9 Contemplative Habits
This summer I’m offering a 6-week version of my original Adventures in Seeing workshop, which focuses on cultivating the nine contemplative habits to your right.
It will be more photography-based and a way for you to experience your summer in a brand new way. I’m calling it a summer camp because it will be fun and help you to engage more fully with whatever your summer holds – even on your vacations.
The nine habits will be split into three main areas – taking a pause, focusing our attention, and making the connection. We’ll spend two weeks on each.
For the next three weeks, I’ll be writing about each of the three main areas, beginning with taking a pause.
Let’s face it – taking a pause seems so ________________.
Fill in the blank with the word that first comes to mind. Was one of these your word?
Our culture does not reward taking pauses; it rewards busy-ness and productivity. Yet, pauses are an essential part of creating a work of art, a business idea or a life.
Pauses enhance productivity.
The space in our photographs or the space between the notes in a piece of music are an essential part of the whole but often go unnoticed or are under-valued.
Meditation teacher, Tara Brach, speaks of the sacred pause.

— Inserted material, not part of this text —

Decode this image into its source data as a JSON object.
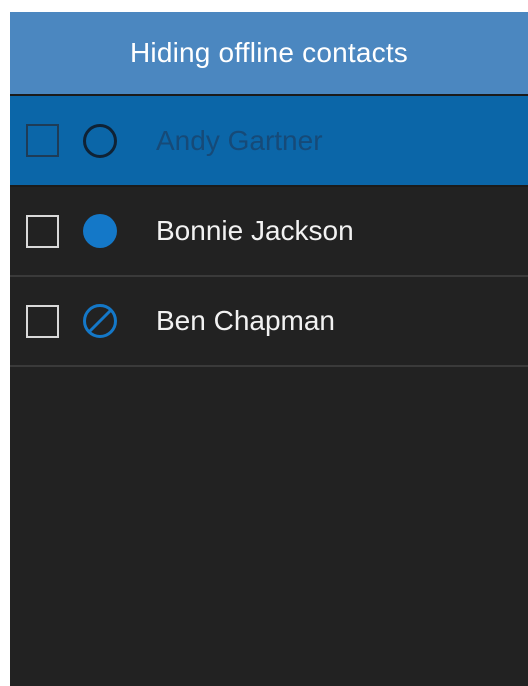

What would it be like if, right in the midst of this busyness, we were to consciously take our hands off the controls? What if we were to intentionally stop our mental computations and our rushing around and, for a minute or two, simply pause and notice our inner experience? Learning to pause is the first step in the practice of Radical Acceptance. A pause is a suspension of activity, a time of temporary disengagement when we are no longer moving towards any goal. The pause can occur in the midst of almost any activity and can last for an instant, for hours or for seasons of our life. ~ Tara Brach, The Sacred Pause
Brach recommends taking a pause in any situation, even in conversation. Notice what is happening in your body, heart and mind. Be with it and take your hands off the controls. See the situation as it is with mindfulness and compassion before deciding how to respond.
A pause is a place of opening – a moment to take stock, look deeper, see what’s really happening, welcome it and be open to possibilities.
We can take intentional pauses (meditation, yoga, a walk), situational pauses (breathe before reacting), and photographic pauses (why this subject).
If you don’t already have an intentional practice of pausing, could you add one, at least for the next two weeks?
It could be as simple as finding 5 minutes each day to sit in silence and stillness. Focus on your breath. Notice thoughts that come into your consciousness and let them go. That’s all.
If you have a practice of pausing, try to open even further. Where do you need to take more pauses?
For example, if you have a co-worker or relative that pushes your buttons, practice pausing in response to them. Don’t react. Just listen. Try to look at the situation through their eyes and then respond accordingly.
“We need to aspire to something very small, to be willing to pause before we react, to be with our experience, to wait and see what arises.” ~ Tracy Cochran, The Mind is Its Own Place
In photography, practice pausing before clicking the shutter. What is your subject? What should and shouldn’t be in the frame?
Further Reading: 10 Lessons from Tara Brach’s Radical Acceptance
Learn more about Adventures in Seeing Summer Camp – starts Monday, July 7th.